Show all lines of the listing that contain the word "уничтожении".
═════ MATERIAL PROVIDED
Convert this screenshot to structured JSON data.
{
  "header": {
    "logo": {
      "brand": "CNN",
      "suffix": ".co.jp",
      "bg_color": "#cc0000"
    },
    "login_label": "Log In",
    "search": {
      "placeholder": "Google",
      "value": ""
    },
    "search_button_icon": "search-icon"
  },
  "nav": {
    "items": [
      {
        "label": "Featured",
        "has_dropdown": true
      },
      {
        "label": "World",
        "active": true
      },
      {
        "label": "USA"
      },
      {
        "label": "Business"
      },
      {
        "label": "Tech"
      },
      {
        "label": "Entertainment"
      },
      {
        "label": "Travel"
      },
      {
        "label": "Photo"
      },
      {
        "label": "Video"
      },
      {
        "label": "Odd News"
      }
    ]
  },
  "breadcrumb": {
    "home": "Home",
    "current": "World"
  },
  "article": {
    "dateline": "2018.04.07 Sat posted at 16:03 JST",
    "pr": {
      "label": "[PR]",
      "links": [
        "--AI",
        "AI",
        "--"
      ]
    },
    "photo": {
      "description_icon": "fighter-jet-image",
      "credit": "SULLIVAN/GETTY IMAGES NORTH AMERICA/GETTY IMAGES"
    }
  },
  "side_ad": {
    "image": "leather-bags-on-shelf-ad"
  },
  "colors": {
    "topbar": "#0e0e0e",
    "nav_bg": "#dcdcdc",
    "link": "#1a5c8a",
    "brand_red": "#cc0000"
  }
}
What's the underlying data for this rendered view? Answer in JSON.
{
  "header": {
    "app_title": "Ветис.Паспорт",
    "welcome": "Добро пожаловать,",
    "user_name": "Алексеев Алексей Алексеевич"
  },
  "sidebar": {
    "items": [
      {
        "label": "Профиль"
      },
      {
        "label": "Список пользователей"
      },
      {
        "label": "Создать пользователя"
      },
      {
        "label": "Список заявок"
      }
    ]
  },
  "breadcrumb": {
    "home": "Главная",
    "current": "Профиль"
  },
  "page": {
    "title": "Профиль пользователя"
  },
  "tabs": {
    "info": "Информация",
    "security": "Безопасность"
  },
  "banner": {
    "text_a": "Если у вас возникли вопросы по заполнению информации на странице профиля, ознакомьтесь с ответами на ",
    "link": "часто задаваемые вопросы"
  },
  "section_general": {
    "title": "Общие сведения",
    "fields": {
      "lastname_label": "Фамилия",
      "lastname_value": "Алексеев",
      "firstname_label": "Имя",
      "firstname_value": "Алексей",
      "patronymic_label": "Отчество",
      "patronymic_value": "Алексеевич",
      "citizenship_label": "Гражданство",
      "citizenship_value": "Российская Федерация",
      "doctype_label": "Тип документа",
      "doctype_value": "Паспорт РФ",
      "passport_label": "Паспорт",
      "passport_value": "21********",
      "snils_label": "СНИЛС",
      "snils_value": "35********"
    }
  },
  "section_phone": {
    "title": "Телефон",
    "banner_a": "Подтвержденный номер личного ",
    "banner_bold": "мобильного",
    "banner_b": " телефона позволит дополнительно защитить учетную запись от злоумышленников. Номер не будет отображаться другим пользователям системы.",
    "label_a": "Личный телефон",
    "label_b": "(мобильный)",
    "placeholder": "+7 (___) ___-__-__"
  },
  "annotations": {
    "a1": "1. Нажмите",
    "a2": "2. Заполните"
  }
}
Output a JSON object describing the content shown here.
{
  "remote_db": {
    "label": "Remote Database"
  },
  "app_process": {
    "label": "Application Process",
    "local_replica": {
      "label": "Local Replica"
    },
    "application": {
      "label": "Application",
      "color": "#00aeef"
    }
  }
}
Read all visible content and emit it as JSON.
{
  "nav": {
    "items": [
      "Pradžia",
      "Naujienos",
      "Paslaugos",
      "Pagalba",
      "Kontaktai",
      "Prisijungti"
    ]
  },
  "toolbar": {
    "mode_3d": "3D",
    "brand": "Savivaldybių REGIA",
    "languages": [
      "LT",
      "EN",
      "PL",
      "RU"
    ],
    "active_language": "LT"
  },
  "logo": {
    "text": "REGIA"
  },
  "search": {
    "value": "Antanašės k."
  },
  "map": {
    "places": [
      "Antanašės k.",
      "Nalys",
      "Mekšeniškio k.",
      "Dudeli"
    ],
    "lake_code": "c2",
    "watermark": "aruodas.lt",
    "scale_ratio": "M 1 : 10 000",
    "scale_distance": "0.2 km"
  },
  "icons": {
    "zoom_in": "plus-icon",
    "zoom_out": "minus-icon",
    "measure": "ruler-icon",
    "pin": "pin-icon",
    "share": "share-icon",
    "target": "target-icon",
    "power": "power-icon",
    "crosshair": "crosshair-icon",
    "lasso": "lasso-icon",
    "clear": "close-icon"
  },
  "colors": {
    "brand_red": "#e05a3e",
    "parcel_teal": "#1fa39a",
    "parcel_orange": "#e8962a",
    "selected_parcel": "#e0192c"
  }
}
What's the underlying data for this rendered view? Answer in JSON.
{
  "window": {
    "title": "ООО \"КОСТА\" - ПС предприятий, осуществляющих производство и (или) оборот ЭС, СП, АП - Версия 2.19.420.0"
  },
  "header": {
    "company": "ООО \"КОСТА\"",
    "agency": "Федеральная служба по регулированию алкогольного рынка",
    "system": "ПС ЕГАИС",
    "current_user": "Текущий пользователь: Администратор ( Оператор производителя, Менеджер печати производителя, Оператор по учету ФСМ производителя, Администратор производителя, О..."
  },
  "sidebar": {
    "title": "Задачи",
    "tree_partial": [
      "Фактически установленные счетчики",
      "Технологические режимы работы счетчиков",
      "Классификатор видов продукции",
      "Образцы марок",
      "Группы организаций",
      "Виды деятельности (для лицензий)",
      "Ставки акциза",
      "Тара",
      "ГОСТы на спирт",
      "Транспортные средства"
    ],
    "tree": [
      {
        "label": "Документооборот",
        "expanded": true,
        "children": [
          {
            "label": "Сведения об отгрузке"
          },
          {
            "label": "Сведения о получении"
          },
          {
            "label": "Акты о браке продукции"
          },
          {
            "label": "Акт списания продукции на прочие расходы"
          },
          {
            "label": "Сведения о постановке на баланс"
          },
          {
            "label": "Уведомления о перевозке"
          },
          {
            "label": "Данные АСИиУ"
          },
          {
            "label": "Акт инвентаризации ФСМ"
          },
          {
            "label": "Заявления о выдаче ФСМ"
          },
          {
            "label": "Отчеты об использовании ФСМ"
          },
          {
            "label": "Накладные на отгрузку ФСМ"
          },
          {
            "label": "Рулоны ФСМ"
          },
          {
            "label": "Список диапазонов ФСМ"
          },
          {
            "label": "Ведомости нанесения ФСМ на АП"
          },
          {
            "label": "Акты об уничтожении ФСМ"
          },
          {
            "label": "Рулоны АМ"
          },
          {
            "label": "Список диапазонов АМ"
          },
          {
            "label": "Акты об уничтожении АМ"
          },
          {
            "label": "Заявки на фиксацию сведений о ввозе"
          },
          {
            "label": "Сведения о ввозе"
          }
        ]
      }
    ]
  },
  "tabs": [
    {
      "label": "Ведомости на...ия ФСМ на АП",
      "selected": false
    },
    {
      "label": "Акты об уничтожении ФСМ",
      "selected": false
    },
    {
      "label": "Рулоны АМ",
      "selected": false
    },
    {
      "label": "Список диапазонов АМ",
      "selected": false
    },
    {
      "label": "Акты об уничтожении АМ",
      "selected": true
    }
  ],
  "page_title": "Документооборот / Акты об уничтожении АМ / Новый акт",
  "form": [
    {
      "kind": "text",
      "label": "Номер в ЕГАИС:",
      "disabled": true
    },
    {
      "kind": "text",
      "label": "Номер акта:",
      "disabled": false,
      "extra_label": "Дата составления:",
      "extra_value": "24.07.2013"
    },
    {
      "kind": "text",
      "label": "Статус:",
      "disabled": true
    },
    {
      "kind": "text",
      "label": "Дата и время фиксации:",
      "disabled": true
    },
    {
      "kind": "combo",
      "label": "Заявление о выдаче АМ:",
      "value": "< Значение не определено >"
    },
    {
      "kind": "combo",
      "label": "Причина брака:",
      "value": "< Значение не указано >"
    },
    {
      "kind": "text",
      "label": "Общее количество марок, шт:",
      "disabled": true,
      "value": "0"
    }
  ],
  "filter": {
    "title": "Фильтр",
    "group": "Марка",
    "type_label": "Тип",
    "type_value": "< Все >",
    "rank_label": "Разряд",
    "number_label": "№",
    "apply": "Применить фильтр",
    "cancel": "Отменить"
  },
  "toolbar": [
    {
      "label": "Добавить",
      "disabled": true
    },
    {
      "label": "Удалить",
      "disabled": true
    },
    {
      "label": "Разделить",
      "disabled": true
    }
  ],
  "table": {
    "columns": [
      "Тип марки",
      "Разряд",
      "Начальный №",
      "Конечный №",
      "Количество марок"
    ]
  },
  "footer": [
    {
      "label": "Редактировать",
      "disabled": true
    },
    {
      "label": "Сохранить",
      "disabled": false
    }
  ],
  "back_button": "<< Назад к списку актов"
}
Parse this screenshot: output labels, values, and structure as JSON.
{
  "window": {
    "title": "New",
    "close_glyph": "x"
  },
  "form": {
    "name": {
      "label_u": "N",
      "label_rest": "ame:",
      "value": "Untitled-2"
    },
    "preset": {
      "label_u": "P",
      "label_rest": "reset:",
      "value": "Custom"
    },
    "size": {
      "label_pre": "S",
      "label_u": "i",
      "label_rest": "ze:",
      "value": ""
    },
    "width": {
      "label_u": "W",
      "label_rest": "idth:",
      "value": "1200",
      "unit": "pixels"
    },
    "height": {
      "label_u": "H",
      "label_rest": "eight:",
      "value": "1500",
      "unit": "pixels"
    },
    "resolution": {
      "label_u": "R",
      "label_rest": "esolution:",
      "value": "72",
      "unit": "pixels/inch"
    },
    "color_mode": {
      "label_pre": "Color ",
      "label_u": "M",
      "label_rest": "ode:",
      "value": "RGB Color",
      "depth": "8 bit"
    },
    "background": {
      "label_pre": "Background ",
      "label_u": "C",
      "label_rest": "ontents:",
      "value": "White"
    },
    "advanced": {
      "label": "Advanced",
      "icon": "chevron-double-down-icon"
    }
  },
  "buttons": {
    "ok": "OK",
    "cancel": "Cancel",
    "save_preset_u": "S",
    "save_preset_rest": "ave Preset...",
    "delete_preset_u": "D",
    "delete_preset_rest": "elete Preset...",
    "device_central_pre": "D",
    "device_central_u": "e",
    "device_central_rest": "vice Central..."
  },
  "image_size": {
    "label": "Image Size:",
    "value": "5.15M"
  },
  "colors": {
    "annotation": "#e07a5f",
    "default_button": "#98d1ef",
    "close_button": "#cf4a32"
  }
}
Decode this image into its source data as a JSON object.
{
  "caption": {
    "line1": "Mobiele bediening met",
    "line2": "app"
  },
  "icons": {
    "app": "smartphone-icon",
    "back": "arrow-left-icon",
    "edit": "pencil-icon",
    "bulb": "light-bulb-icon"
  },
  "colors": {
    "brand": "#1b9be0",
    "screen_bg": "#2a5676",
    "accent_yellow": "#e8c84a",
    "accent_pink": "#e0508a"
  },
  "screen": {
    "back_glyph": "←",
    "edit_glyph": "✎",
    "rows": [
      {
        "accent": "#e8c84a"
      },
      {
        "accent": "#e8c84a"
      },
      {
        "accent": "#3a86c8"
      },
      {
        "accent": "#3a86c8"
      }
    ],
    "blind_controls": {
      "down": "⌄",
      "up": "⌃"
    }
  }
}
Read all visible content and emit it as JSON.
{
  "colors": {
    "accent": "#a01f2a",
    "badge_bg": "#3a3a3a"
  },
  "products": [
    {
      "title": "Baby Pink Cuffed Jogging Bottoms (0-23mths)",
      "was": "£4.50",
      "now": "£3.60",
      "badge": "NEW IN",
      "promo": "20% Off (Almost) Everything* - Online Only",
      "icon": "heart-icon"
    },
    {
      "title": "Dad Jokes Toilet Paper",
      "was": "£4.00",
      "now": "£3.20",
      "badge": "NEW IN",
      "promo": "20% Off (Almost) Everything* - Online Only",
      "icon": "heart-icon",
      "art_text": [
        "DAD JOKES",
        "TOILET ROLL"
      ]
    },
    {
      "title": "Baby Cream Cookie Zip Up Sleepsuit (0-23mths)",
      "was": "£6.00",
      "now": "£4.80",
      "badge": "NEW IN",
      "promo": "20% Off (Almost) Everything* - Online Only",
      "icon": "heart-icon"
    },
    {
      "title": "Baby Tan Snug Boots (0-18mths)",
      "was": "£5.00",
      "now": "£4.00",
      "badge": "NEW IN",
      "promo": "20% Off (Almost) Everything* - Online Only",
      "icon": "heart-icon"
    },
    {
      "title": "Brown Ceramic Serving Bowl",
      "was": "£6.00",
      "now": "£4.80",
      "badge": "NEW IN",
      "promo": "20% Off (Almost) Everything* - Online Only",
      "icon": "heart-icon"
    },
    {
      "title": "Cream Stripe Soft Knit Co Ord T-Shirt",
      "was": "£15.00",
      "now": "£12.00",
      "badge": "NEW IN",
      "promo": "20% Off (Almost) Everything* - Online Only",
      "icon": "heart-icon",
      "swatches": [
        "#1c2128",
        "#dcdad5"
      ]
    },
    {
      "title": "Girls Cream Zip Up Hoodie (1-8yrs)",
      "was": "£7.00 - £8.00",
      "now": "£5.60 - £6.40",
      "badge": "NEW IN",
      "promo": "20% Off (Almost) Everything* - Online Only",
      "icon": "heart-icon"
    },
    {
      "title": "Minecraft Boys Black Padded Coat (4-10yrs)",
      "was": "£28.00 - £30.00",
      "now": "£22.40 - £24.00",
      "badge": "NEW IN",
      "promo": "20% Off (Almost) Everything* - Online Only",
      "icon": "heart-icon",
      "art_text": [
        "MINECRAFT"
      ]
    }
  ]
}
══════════
TASK ANSWER
            "label": "Акты об уничтожении ФСМ"
            "label": "Акты об уничтожении АМ"
      "label": "Акты об уничтожении ФСМ",
      "label": "Акты об уничтожении АМ",
  "page_title": "Документооборот / Акты об уничтожении АМ / Новый акт",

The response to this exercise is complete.